Digital shift could change newspaper revenue model

There finally seems to be some optimism in the newspaper business. Thanks to the consumer's love affair with the iPad, newspapers have discovered that people will pay for content.

"You only have to go back three years; tablets weren't around," Doug Franklin, president of the Cox Media Group, said during a Newspaper Association of America panel in Washington, D.C., April 3. "We're more optimistic because there is a pathway to the digital migration. The tablet brings new audience and new revenue streams."
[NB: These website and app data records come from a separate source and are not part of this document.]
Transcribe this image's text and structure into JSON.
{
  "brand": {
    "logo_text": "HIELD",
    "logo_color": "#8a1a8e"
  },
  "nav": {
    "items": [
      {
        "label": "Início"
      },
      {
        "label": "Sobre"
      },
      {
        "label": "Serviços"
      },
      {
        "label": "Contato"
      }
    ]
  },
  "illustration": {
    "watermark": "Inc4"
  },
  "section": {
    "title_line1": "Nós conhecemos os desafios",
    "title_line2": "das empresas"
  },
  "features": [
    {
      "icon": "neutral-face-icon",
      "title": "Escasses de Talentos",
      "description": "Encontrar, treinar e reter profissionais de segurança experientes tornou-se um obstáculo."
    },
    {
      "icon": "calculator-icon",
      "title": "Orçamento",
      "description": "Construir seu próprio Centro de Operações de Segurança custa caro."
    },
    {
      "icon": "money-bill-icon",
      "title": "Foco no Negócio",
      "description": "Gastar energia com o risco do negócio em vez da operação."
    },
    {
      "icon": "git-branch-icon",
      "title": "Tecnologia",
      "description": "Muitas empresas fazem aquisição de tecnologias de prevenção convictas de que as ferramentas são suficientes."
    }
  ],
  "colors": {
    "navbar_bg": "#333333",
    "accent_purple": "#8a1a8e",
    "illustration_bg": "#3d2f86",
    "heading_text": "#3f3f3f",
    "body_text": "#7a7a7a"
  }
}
Before the iPad came along, newspapers were stuck in the free online content trap. The Apple device makes people more eager to consume digital editions of newspapers and more important for the newspaper business, provides an easy way for people to click a "buy" button.
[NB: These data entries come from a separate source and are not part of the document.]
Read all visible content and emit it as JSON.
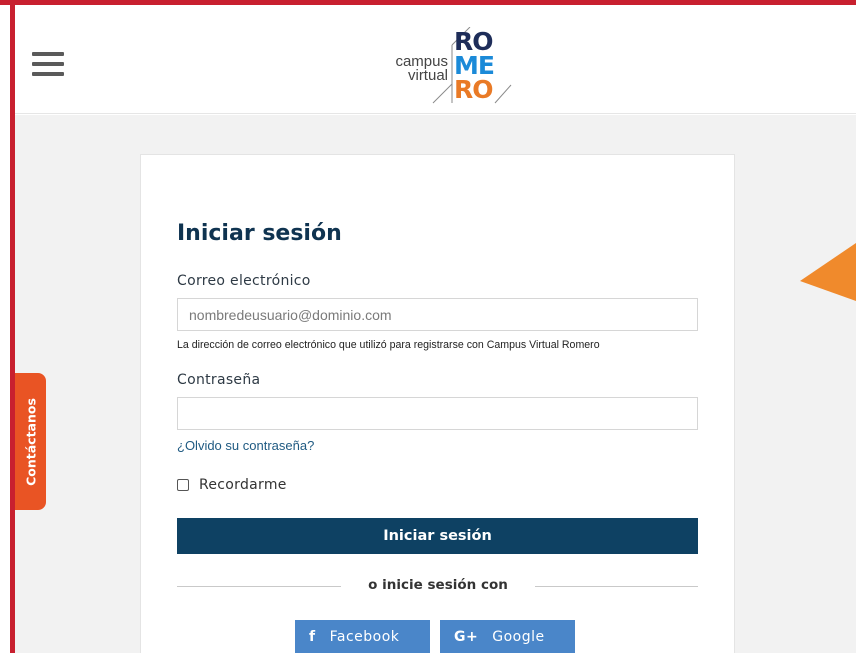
{
  "header": {
    "menu_icon": "hamburger-menu-icon",
    "logo": {
      "line1": "campus",
      "line2": "virtual",
      "word_ro": "RO",
      "word_me": "ME",
      "word_ro2": "RO",
      "colors": {
        "ro": "#1e2d59",
        "me": "#1b8ad8",
        "ro2": "#e97a26"
      }
    }
  },
  "login": {
    "title": "Iniciar sesión",
    "email_label": "Correo electrónico",
    "email_placeholder": "nombredeusuario@dominio.com",
    "email_hint": "La dirección de correo electrónico que utilizó para registrarse con Campus Virtual Romero",
    "password_label": "Contraseña",
    "password_value": "",
    "forgot_link": "¿Olvido su contraseña?",
    "remember_label": "Recordarme",
    "remember_checked": false,
    "submit_label": "Iniciar sesión",
    "divider_text": "o inicie sesión con",
    "social": [
      {
        "icon": "f",
        "label": "Facebook"
      },
      {
        "icon": "G+",
        "label": "Google"
      }
    ]
  },
  "contact_tab": {
    "label": "Contáctanos"
  },
  "colors": {
    "frame": "#c8202f",
    "primary_button": "#0e4163",
    "social_button": "#4a86c9",
    "contact_tab": "#e95424",
    "triangle": "#f08a2c",
    "background": "#f2f2f2"
  }
}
"After many years of going all in, in the free Web, it's not the answer, even though we tried very hard," said Chris Peck, editor of The Commercial Appeal, Scripps Interactive Newspaper Group's Memphis paper, which erected a paywall in September 2010. "Apple is hard to deal with, but they also did us a gigantic favor of shifting the consumer to pay. The greatest opportunity is the notion of paid digital content on tablets and smartphones. I have a feeling it will be a thundering herd in the next few months."

Tablets can display a replica of the print edition, which helps consumers make the transformation to digital. For example, the average session to the replica edition of The Dallas Morning News on the iPad is 28 minutes, said Jim Moroney, publisher and CEO of the Belo newspaper. "Ultimately, the tablet will be a much better way for us to tell stories than the Web," Moroney said.

The industry adoption of paywalls will also increase the circulation revenue's contribution to newspapers, which once derived 70 to 80 percent of their revenue from advertising.

"We're asking our readers to pay more for the freight, and that balances the ad cycles," said Robert Gursha, vp of consumer marketing at the Star Tribune in Minneapolis. "We are looking for a 50-50 mix."